It was a fairy-tale come to life. I was 8 years old and living in England when Lady Diana became the Princess of Wales. The dress, the horse-drawn carriages, the massive cathedral — they added up to any little girl’s dream of Cinderella come to life. Only later, as a grown-up, would I read and understand that a princess can live a hard life. I would come to realize this princess was far from perfect, but hearing about her eating disorders and marital problems just made her all the more real.

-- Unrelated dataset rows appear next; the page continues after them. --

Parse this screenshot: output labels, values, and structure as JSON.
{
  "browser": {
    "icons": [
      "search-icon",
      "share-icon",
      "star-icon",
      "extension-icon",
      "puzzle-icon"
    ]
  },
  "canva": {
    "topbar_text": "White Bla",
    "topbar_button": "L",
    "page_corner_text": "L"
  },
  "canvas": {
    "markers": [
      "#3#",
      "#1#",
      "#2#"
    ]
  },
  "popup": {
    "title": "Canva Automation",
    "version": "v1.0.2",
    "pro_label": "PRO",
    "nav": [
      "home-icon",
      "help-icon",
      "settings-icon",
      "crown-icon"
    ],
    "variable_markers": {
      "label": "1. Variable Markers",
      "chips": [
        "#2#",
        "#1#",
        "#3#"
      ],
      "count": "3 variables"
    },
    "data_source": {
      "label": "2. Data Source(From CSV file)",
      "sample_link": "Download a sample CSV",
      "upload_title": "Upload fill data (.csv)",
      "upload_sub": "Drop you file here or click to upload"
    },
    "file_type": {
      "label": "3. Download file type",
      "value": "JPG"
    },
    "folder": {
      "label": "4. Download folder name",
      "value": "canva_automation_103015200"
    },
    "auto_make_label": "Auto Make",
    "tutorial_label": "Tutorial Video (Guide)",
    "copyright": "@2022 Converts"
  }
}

But what really stands out, from her life and now 10 years after her death, is the way she parented her sons. Sure, they’ve made their share of mistakes. What kids haven’t? When it’s all said and done, however, Princes William and Harry speak eloquently, give of themselves through charity, have served in the military with dignity and perhaps most impressively, have come to accept their father’s second wife, Camilla, with more than just civility. Their ability to be so welcoming is selfless, exactly what you’d expect from the sons of Princess Diana.
Today marks the 10-year anniversary of her death. In remembrance, we hear how she gave of herself to so many charities. How she showed no fear in embracing sick children, and in doing so, helped the world to realize there was no danger from people with AIDS. And how when her marriage ended, she showed the world a composure that so expertly masked the turmoil of her life. She was an example in so many ways, not the least of which was the devotion with which she raised her children.
See for yourself in the words her youngest son, Prince Harry, shared at today’s memorial service: “She kissed us last thing at night. Her beaming smile greeted us from school. She laughed hysterically and uncontrollably when sharing something silly she might have said or done that day.” What was important, Harry said, was “that we remember our mother as she would wish to be remembered, as she was: fun-loving, generous, down to earth and entirely genuine.”
Twenty-six years ago, I was enamored by a fairy-tale. Today, all grown-up, I’m humbled by the example she set. If only every mother, one day at her passing, could be remembered with such heart-felt profoundness. Today is a reminder that every parent’s true legacy lives within our children.
— Ann Tatko-Peterson